Background: Of the putative psychopathological endophenotypes in major depressive disorder (MDD), the anhedonic subtype is particularly well supported. Anhedonia is generally assumed to reflect aberrant motivation and reward responsivity. However, research has been limited by a lack of objective measures of reward motivation. We present the Effort-Expenditure for Rewards Task (EEfRT or "effort"), a novel behavioral paradigm as a means of exploring effort-based decision-making in humans. Using the EEfRT, we test the hypothesis that effort-based decision-making is related to trait anhedonia.
Methods/results: 61 undergraduate students participated in the experiment. Subjects completed self-report measures of mood and trait anhedonia, and completed the EEfRT. Across multiple analyses, we found a significant inverse relationship between anhedonia and willingness to expend effort for rewards.

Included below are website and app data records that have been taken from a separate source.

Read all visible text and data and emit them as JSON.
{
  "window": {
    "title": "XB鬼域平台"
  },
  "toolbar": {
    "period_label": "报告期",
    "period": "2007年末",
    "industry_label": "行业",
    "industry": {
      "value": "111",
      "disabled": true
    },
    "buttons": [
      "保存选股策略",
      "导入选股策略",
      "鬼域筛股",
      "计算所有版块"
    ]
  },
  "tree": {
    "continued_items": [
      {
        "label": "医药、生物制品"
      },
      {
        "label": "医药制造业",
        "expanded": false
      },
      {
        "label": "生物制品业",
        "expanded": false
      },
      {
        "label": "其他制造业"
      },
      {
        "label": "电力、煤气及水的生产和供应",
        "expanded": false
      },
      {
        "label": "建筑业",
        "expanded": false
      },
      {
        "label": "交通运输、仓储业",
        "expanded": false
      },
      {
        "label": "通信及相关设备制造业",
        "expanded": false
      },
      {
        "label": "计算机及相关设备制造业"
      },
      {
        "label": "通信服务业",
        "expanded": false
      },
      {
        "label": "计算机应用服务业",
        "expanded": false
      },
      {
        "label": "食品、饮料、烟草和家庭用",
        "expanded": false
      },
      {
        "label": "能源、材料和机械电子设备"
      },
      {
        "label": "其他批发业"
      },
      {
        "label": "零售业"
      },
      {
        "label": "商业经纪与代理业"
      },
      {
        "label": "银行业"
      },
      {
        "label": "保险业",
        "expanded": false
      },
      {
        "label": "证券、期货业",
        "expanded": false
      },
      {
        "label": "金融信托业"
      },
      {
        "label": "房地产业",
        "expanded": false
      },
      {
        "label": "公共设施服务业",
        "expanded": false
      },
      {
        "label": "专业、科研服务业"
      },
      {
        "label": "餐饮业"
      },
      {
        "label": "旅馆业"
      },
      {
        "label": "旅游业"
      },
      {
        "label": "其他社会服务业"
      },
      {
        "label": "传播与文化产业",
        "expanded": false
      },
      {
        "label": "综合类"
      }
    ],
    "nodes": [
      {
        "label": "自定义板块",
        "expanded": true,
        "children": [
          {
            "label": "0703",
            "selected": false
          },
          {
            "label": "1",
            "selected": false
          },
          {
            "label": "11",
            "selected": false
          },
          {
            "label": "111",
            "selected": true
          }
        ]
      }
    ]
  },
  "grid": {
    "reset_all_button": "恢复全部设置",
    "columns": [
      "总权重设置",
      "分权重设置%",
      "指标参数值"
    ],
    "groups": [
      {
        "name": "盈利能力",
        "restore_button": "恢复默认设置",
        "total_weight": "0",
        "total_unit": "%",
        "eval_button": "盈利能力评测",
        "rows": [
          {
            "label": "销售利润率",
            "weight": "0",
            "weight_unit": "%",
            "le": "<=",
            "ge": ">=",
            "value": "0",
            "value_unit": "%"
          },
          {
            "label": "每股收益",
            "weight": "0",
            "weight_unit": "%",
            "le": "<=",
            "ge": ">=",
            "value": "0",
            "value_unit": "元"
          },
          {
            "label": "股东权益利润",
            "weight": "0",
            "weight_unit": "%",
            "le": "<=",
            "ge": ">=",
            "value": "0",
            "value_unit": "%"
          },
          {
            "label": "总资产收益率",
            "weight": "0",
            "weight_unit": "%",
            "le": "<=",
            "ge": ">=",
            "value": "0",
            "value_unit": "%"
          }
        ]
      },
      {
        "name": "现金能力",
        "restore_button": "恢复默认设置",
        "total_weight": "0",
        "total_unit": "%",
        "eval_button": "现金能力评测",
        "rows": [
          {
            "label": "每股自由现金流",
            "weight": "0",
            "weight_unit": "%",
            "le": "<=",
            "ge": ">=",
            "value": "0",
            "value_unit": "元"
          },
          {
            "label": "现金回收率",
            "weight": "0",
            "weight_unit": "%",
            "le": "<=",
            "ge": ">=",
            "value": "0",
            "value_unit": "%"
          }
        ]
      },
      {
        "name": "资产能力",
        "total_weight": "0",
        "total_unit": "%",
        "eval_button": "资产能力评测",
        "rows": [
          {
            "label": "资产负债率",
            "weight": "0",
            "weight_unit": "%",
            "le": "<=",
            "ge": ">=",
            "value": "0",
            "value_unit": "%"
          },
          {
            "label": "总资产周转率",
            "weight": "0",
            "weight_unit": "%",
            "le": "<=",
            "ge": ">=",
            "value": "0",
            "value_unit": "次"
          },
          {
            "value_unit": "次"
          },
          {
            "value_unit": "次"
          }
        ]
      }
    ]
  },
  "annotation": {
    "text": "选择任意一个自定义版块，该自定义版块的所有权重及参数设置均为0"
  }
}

Conclusions: These findings suggest that anhedonia is specifically associated with decreased motivation for rewards, and provide initial validation for the EEfRT as a laboratory-based behavioral measure of reward motivation and effort-based decision-making in humans.